Some of you may be surprised to know that ETUG dates back to the early 90’s. Back when connecting to the internet via modem technology was the norm. Back when people were beginning to use early versions of videoconferencing and talking about the “live” classroom. Back when technology convergence and the ubiquitous access to technology were major preoccupations.
This is where the story of Educational Technology Users Group (ETUG) began. Originally, there were three users groups: Interactive Educational Video Conferencing, Computer-Mediated Communications, and Multimedia. Eventually, the three groups merged into one and this became known as ETUG. ETUG, then as now, was comprised of passionate, like-minded educators and education technology professionals who were the bright and shiny innovators doing cool stuff in their classrooms, off the sides of their desks, as well as providing support to interested colleagues. These were the pioneering visionaries of ETUG and founders of what is now our lively growing community. The technologies had not yet converged but the “meeting of minds” had and it is to the credit of the collaborative spirit of the original user group members we look back and say “Bravo”!
Led by a volunteer, grassroots-based Steering Committee, ETUG has delivered a number of projects to support educational technology initiatives each year since the 1990s including workshops and online forums and listservs for networking and sharing best practices, tips and stories.
Topics highlighted at our past workshops focused on the following, many of which still are relevant to today!
- teaching online and how best to help and support the faculty
- introducing members to new technologies and guest speakers
- gaming and simulated virtual environments
- mobile learning
- meta data standards and SGML technology
Over the years, ETUG has toured the province by hosting workshops at various post-secondary institutions: Kwantlen, SFU, Justice Institute, NVIT, BCIT, University Fraser Valley, North Island College, Thompson Rivers University, Emily Carr, UBC (Vancouver), Vancouver Island University, University of Victoria, and Selkirk College. As well, ETUG has co-hosted events with partnering groups, the most recent example being a joint conference with the Canadian E-learning Conference (CeLC) at UBC-Vancouver in 2009.
As we look back over the past 20 years of ETUG and we take a snapshot of the way things looked then and how they look now here’s some observations:
- Ed technology has changed enormously in 20 years! Technology is simpler so we can concentrate more on the use of tools to support our educational goals and less on getting the technology to work for learning.
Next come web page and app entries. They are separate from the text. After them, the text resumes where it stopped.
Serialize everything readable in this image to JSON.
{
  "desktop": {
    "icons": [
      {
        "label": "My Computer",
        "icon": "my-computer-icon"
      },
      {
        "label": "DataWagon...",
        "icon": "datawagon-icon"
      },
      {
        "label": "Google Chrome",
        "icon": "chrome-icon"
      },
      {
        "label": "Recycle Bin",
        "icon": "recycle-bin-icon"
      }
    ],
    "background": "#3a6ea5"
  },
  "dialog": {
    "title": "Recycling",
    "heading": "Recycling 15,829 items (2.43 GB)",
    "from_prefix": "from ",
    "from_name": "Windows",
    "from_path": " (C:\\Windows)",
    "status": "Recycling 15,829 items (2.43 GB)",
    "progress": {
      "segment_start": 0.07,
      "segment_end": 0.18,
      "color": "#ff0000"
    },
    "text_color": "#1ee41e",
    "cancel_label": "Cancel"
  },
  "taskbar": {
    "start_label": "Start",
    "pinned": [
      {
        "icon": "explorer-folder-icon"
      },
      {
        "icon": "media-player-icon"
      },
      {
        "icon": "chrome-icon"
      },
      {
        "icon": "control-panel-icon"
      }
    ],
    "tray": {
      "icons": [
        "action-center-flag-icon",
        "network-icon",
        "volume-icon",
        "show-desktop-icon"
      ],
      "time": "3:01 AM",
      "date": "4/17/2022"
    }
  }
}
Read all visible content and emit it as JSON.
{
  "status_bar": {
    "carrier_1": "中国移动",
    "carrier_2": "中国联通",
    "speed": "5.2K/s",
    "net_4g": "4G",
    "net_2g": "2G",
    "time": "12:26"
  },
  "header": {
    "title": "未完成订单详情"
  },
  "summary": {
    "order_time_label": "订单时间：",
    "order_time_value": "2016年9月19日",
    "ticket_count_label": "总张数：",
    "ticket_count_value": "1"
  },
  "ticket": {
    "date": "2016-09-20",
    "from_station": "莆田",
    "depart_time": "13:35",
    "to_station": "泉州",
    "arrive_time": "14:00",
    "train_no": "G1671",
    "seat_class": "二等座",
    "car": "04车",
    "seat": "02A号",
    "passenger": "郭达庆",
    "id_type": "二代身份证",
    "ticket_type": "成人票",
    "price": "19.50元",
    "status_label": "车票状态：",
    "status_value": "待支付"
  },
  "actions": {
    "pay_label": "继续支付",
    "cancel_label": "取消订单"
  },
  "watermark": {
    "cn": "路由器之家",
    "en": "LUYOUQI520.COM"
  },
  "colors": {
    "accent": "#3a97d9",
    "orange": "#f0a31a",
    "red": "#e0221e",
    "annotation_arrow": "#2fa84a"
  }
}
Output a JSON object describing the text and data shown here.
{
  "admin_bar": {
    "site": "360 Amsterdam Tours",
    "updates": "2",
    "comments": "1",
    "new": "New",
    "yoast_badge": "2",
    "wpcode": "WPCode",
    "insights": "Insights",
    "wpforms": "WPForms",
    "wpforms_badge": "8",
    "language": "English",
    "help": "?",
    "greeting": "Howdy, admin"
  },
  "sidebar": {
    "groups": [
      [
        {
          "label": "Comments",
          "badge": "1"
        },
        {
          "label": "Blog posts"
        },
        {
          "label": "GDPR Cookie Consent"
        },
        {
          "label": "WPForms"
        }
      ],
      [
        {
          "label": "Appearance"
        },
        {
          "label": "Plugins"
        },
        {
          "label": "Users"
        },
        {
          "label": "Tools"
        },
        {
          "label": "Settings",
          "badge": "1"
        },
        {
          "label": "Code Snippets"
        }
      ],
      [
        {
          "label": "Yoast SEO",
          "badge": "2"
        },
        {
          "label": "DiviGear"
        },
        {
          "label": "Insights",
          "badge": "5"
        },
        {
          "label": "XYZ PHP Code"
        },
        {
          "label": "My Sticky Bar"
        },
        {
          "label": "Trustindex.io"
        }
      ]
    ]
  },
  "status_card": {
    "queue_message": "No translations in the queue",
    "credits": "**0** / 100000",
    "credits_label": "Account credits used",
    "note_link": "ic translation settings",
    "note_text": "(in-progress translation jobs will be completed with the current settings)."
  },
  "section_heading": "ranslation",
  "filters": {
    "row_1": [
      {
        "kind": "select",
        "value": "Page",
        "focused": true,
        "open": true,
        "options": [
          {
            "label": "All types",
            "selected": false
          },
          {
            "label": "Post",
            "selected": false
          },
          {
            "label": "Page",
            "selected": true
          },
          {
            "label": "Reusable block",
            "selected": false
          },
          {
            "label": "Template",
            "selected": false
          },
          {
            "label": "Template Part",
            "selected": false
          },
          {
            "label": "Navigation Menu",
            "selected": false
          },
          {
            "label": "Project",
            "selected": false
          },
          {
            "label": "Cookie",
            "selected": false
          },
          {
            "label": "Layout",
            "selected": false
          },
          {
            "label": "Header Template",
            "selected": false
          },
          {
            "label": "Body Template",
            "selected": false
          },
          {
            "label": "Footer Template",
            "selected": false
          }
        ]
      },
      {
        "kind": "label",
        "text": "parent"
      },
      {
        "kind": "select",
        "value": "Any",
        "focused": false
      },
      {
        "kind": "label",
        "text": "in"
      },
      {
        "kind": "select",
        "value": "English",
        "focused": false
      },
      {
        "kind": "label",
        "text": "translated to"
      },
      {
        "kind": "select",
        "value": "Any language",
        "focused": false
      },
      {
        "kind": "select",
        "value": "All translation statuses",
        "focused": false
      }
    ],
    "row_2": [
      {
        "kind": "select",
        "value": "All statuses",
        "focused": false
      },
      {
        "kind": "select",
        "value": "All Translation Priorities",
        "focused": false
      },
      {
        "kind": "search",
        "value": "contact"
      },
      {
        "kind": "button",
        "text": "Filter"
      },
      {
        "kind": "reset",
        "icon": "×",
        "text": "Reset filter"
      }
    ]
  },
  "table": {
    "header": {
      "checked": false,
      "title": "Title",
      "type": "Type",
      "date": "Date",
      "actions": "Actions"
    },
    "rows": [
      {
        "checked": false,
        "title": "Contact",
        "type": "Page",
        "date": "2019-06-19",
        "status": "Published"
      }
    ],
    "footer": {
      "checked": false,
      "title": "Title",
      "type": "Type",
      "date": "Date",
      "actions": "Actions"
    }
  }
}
- ETUG activities and workshop programs reflect the changing level of complexity and our efforts to respond to rapid change in the technology but now more importantly to teaching and learning and how this is both benefited and impacted.
- Teaching and learning is still paramount and timeless e.g. it’s why we are all involved in ETUG – using technology to support learners and their learning!
- We’re still working on making things more seamless to connect and engage learners – technology has changed but it is constantly transforming and we need to grow with these changes and transformations too.
ETUG has survived and thrived through the years. The original support of the Standing Committee on Educational Technology (SCOET) and the Centre of Curriculum, Transfer and Technology (C2T2) were instrumental in providing the early support for ETUG and the continuing support of BCcampus and Ministry of Advanced Education has helped our community to continue to do good work.
Thank you to all of our wonderful past and present SCETUG members and community volunteers from all corners of the province for making ETUG a bona fide community of practice. The ETUG community has benefited from generosity of your time, dedication and innovative ideas. It is the strength of the community involvement which allows us to continue to grow and remain relevant.